A large or deep cut will heal faster if your healthcare provider sutures it. This helps to make the area your body has to rebuild smaller. This is why surgical wounds typically heal faster than other kinds of wounds. Surgery cuts normally take 6 to 8 weeks to heal, according to St.
How long do stitched wounds take to heal?
How long do sutures take to heal? Stitches are often removed after 5 to 10 days, but this depends on where they are. Check with the doctor or nurse to find out. Dissolvable sutures may disappear in a week or 2, but some take several months.
How long does it take for a deep surgical wound to heal?
Healing depends on your general health and the type of surgery you had. Large or deep surgery incisions can take 6 to 8 weeks to heal. People with medical problems or prescribed certain medications may take longer.
What helps a deep wound heal faster?
The following are some alternative methods and remedies people can try to make wounds heal faster:
- Antibacterial ointment. A person can treat a wound with several over-the-counter (OTC) antibacterial ointments, which can help prevent infections. …
- Aloe vera. …
- Honey. …
- Turmeric paste. …
- Garlic. …
- Coconut oil.
How do you tell if stitches are healing properly?
The edges will pull together, and you might see some thickening there. It’s also normal to spot some new red bumps inside your shrinking wound. You might feel sharp, shooting pains in your wound area. This may be a sign that you’re getting sensations back in your nerves.
Can stitches stay in too long?
What Happens If You Leave Stitches (or Staples) in Too Long? Get your stitches out at the right time. Stitches that are left in too long can leave skin marks and sometimes cause scarring. Delays also make it harder to take the stitches out.
Do deep wounds heal from the inside out?
Deeper wounds extend into the dermis—which contains blood vessels, nerves, hair follicles, sweat and oil glands and the support structures, including collagen and elastin—or even deeper, into the body’s fat layer.

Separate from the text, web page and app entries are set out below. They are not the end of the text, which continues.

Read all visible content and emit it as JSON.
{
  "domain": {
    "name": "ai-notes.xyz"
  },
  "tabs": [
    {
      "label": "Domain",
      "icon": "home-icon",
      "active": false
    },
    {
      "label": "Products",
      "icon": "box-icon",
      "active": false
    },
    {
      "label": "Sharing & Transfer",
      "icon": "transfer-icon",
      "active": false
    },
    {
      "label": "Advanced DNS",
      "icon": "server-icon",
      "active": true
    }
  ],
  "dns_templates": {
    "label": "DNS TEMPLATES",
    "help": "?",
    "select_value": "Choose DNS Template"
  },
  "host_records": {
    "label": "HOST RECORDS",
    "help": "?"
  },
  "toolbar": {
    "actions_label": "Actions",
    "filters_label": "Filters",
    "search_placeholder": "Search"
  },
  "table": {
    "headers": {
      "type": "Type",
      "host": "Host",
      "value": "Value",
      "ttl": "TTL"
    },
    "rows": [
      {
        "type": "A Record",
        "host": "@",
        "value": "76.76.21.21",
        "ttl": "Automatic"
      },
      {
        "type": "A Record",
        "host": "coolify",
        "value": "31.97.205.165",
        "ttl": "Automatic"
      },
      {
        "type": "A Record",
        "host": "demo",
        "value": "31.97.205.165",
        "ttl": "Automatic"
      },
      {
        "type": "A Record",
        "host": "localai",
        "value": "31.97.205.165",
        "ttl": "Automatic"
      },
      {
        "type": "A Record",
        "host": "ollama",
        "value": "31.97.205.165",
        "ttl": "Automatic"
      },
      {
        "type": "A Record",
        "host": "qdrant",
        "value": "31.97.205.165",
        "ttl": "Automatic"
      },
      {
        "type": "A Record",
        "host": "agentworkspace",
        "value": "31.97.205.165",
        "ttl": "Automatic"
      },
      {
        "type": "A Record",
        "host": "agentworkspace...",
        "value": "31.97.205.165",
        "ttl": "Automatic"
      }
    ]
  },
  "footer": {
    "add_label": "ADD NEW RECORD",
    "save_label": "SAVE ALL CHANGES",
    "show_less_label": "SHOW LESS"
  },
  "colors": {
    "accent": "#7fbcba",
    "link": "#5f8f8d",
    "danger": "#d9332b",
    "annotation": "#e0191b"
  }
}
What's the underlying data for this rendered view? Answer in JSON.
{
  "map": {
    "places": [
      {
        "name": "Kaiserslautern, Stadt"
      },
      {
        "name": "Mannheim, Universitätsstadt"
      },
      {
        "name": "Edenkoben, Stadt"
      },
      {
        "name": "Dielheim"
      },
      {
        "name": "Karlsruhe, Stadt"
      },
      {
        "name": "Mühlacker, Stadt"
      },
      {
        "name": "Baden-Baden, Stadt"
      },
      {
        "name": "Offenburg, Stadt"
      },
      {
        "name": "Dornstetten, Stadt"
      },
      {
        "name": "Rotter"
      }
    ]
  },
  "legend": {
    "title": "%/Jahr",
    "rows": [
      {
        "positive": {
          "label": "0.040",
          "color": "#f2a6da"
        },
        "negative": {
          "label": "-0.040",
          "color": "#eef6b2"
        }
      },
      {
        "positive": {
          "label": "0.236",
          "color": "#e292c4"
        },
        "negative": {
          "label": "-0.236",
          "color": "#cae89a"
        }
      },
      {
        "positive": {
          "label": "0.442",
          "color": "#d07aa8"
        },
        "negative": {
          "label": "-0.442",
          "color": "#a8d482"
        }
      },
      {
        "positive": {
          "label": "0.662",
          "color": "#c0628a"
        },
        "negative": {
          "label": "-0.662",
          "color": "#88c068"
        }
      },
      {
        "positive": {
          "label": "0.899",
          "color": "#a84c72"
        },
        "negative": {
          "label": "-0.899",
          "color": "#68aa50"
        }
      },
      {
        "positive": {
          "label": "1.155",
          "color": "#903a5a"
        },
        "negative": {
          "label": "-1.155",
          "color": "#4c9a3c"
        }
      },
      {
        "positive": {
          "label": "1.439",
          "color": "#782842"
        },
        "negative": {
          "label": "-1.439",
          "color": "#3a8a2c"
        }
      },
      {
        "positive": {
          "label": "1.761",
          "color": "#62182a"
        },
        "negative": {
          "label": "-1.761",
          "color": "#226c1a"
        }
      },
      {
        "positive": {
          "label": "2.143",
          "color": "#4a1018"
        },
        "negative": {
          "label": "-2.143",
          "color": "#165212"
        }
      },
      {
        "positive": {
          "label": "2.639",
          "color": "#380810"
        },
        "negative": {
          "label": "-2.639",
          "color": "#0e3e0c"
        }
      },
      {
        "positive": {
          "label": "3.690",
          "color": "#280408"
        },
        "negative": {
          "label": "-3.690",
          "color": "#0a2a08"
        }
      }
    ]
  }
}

Wounds always heal from the inside out and from the edges inward.
What are the four phases of deep wound healing?
The complicated mechanism of wound healing occurs in four phases: hemostasis, inflammation, proliferation, and remodeling.
Why is my wound not healing?
A skin wound that doesn’t heal, heals slowly or heals but tends to recur is known as a chronic wound. Some of the many causes of chronic (ongoing) skin wounds can include trauma, burns, skin cancers, infection or underlying medical conditions such as diabetes. Wounds that take a long time to heal need special care.
Why do you put Vaseline on stitches?
The American Academy of Dermatology recommends petroleum jelly for keeping a wound moist and to help prevent it from drying out and forming a scab, because they take longer to heal. This will also help prevent a scar from getting too large, deep or itchy.
When should you stop covering a wound?
A handful of studies have found that when wounds are kept moist and covered, blood vessels regenerate faster and the number of cells that cause inflammation drop more rapidly than they do in wounds allowed to air out. It is best to keep a wound moist and covered for at least five days.
How do you know your stitches have dissolved?
Episiotomy stitches usually start to dissolve within a few days, and are gone after a week or two. You may notice pieces of the stitches (appearing as little black specks left behind on the toilet paper) when you wipe yourself.
How do you tell if my stitches are infected?
Watch out for any signs of infection near or around the stitches, such as:
- increased redness around the wound.
- pus or bleeding from the wound.
- the wound feeling warm.
- an unpleasant smell from the wound.
- increasing pain.
- a high temperature.
- swollen glands.
Is my wound infected or just healing?
Discharge. After the initial discharge of a bit of pus and blood, your wound should be clear. If the discharge continues through the wound healing process and begins to smell bad or have discoloration, it’s probably a sign of infection.